AccrueMe Invests In Amazon Sellers Instead Of Acquiring Them

Amazon Seller

It’s a classic case of turning a business model upside down — but for New York-based startup AccrueMe, the company is looking to invest in the growth of Amazon sellers, rather than acquiring them or issuing a traditional loan.

“What we do is completely different than any other source of financing,” AccrueMe Co-founder Eric Kotch said in a recent interview with PYMNTS. “It’s not a loan. It’s not a merchant advance. It’s not a royalty payment. We [do it] the opposite way. We say, ‘here’s the money, as long as you don’t abuse it, you can pretty much do whatever you want with it.’”

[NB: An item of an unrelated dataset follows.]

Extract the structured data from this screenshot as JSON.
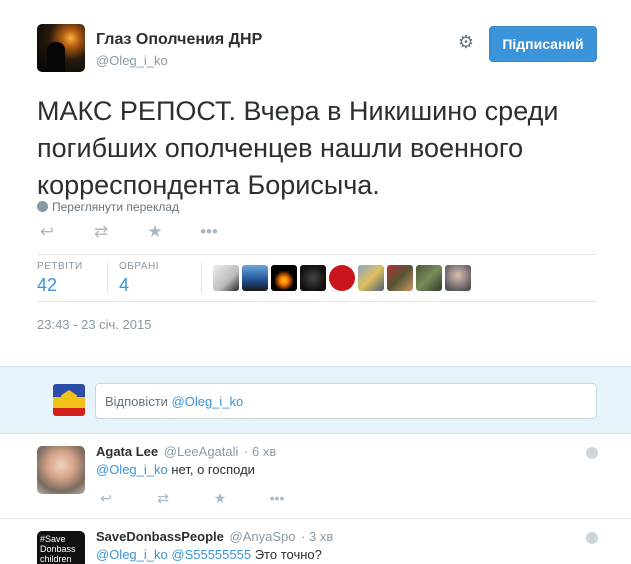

With no set payments, no set terms and no set dollar amounts, the AccrueMe funding model offers flexibility to Amazon sellers who want to continue to grow rather than sell out — and it’s catching on.

“We are ranked as the No. 1 financing company on Amazon Seller Central right now,” noted Co-founder Don Henig, pointing to the five-star ratings that existing partners have given the two-year-old company. “We haven’t announced how many investments we’ve done yet, but we have $100 million to put out on the street. Our systems are built. We’re busier now than we’ve ever been, and we are pretty much doubling [our business] every month.”

Different Than Aggregators

Whereas the growing number of Amazon aggregators are actively looking to buy out and take over successful businesses and scale them, AccrueMe tends to invest $20,000 to $250,000 of capital into small, profitable companies that want to grow, and then shares in a commensurate amount of the profits without charging interest or requiring monthly payments.

“The other day, we offered a guy I think $300,000 and he only took $50,000, and we encourage everybody to do it exactly like that,” Henig said, “Start slow. Take your time. The only way to lose with our program is if you leave the money uninvested in the bank.”

By losing, he means that the typical business borrower usually needs less money than they are approved for, yet they are still obligated to pay interest and make payments on the full amount. “Let’s say a seller goes to Amazon in January and they get approved for a $100,000 loan. They feel pretty good. It’s a really big ego boost. So they take it, even though they probably don’t need the full amount. But they’re wasting their money. They’re paying for something they don’t really need if they’re only going to use, say, $40,000 initially,” Henig said.

The Profit-Share Formula

Because AccrueMe handpicks and screens all the companies it invests in, and can also track sales in real time via the Amazon API plug-in, they are able to see if and when a seller runs into trouble so they can intervene if need be.

As far as the profit-share math, if AccrueMe were to match a company’s existing capital, thereby doubling it, that would give AccrueMe 50 percent of the total capital, but entitle it to only 25 percent of the total profits. “If we put in 30 percent of the capital, we get 15 percent of the profits,” Kotch explained. “The most we ever get is 25 percent of the profits. So the [business owners] are always getting the lion’s share of the profit.”

In other words,  if the underlying business doesn’t grow its sales and profits as a result of the capital injection, AccrueMe doesn’t get any return on its investment, either. “We’re different. We’re investing money that is staying in the business. We’re not taking over the management or the expenses or the branding, the way the aggregators are. We’re just participating in some of the profits,” Kotch said.

One other unique thing about AccrueMe is that, unlike lenders and aggregators, it will work with any type of Amazon seller as long as they are profitable. “We are the third path,” Henig explained. “We will double a seller’s capital, let them grow as fast as they can over the next year or two, and don’t require them to make any payments so they can put it all back into growth.”